Inspiration. Sometimes it strikes when you are least expecting it. As I’m really trying to bake and cook more seasonally using local ingredients where possible, it’s something that’s constantly on my mind. I’m trying to go to the supermarket or greengrocer with no fixed idea in my head and just buying what’s good on the day. Or letting myself buy those gorgeous local ears of corn *because I can* from the stand at the end of my street and then figuring out what to do with them. It’s definitely challenging to someone who likes to plan ahead but I’m slowly embracing this. As are more and more restaurants.
You’ll have noticed that these days the “farm to table” concept and restaurants who source their produce and meats directly from local farmers’ markets seem to be more and more prevalent. It seems to be “the in thing” – let’s hope it’s not just a passing phase because it really does make so much sense.
One of the original Toronto chefs who sourced all his ingredients at local farmers’ markets when he ran the Osgoode Hall restaurant, Yasser Qahawish continues to do so quietly and without fuss or fanfare in the new location of his restaurant, Artisanale French Country Cooking, in Guelph. Qahawish was committed to using high quality local ingredients from markets well before it was commonplace. His inspiration comes directly from the passion, wisdom and courage of the farmers he has come to know and his restaurant, culinary style and kitchen are all founded on the idea that working with these producers allows him to celebrate their food through his meals. Qahawish’s culinary philosophy is one we could all apply a little of to our daily cooking and baking. “A good cook knows how to take the best ingredients and make them shine in a way that can make your heart sing.”
Now situated in a beautiful stone building, Artisanale embodies Qahawish’s personal vision of the ideal restaurant and is reminiscent of a southwestern French country maison. Locals still remember Artisanale from its bistro days, though Qahawish’s committed relationships with the very best farmers and food producers across the province is something that has carried through to the new location.

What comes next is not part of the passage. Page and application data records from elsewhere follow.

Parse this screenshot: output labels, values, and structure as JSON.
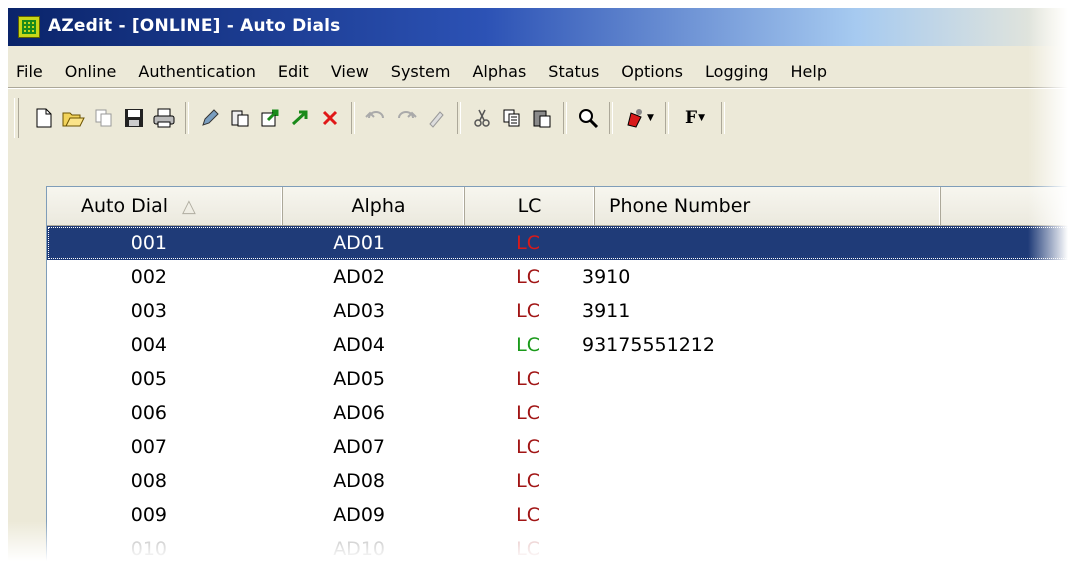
{
  "window": {
    "title": "AZedit - [ONLINE] - Auto Dials",
    "icon": "azedit-app-icon"
  },
  "menu": {
    "items": [
      {
        "label": "File"
      },
      {
        "label": "Online"
      },
      {
        "label": "Authentication"
      },
      {
        "label": "Edit"
      },
      {
        "label": "View"
      },
      {
        "label": "System"
      },
      {
        "label": "Alphas"
      },
      {
        "label": "Status"
      },
      {
        "label": "Options"
      },
      {
        "label": "Logging"
      },
      {
        "label": "Help"
      }
    ]
  },
  "toolbar": {
    "buttons": [
      "new-icon",
      "open-icon",
      "copy-disabled-icon",
      "save-icon",
      "print-icon",
      "pencil-icon",
      "paste-special-icon",
      "export-icon",
      "arrow-icon",
      "delete-icon",
      "undo-icon",
      "redo-icon",
      "eraser-icon",
      "cut-icon",
      "copy-icon",
      "paste-icon",
      "find-icon",
      "bell-dropdown-icon",
      "font-dropdown-icon"
    ],
    "font_label": "F"
  },
  "table": {
    "columns": [
      {
        "label": "Auto Dial",
        "sorted": "ascending"
      },
      {
        "label": "Alpha"
      },
      {
        "label": "LC"
      },
      {
        "label": "Phone Number"
      }
    ],
    "rows": [
      {
        "dial": "001",
        "alpha": "AD01",
        "lc": "LC",
        "lc_color": "red",
        "phone": "",
        "selected": true
      },
      {
        "dial": "002",
        "alpha": "AD02",
        "lc": "LC",
        "lc_color": "red",
        "phone": "3910"
      },
      {
        "dial": "003",
        "alpha": "AD03",
        "lc": "LC",
        "lc_color": "red",
        "phone": "3911"
      },
      {
        "dial": "004",
        "alpha": "AD04",
        "lc": "LC",
        "lc_color": "green",
        "phone": "93175551212"
      },
      {
        "dial": "005",
        "alpha": "AD05",
        "lc": "LC",
        "lc_color": "red",
        "phone": ""
      },
      {
        "dial": "006",
        "alpha": "AD06",
        "lc": "LC",
        "lc_color": "red",
        "phone": ""
      },
      {
        "dial": "007",
        "alpha": "AD07",
        "lc": "LC",
        "lc_color": "red",
        "phone": ""
      },
      {
        "dial": "008",
        "alpha": "AD08",
        "lc": "LC",
        "lc_color": "red",
        "phone": ""
      },
      {
        "dial": "009",
        "alpha": "AD09",
        "lc": "LC",
        "lc_color": "red",
        "phone": ""
      },
      {
        "dial": "010",
        "alpha": "AD10",
        "lc": "LC",
        "lc_color": "red",
        "phone": ""
      }
    ]
  },
  "colors": {
    "titlebar": "#0a246a",
    "selection": "#1f3b78",
    "lc_red": "#a11515",
    "lc_green": "#1a9a1a",
    "chrome": "#ece9d8"
  }
}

These farmers and food producers are the chef’s “heroes” and their ingredients, “his inspiration.” The goal at the new Artisanale is to invite guests to explore the chef’s vision of French country cooking at its best while highlighting the best quality ingredients grown or crafted locally by people with as much passion as chef himself.
Qahawish believes that “simple and delicious meals […] are meant to be shared and enjoyed together.” To that end, over the summer, Qahawish has been offering “Harvest Table” meals, bringing people together, family-style to enjoy seasonal dishes made with the best quality local ingredients. Neil and I were guests at last Thursday’s Harvest Table, cooked with wood and charcoal using olive oil and lemon, in a nod to Qahawish’s French influence from time spent in the Loire during his training.
It was a leisurely meal (over 3 hours’ start to finish) with many of the dishes served family-style. We sat with new friends and wished there was not a long drive back to Toronto and an early start the next morning, so we could linger even longer over a digestif…
Driving home, I couldn’t get the idea of the plum dessert out of my mind. There are a lot of plums about right now and they’re one of my favourite fruit. So when I came across some in our organic delivery, it felt like me, recreating that dessert was meant to be. So, inspired by Qahawish’s concept of working with the best ingredients and making them stars, I set about recreating the tart/ slice from memory. Result?
Not quite there but close. When I nail it I will share the recipe with you. For now, I’ll carry on being inspired by what’s local, what’s good. Because I seem to be in good company with Chef Yasser Qahawish, right?
Artisanale French Country Cooking
214 Woolwich St.
Open Tuesday – Saturday
Disclosure: Neil and I dined as guests of Artisanale French Country Cooking (thanks Mary Luz at Sizzling Communications). I was not compensated for writing this post and all opinions are 100% my own.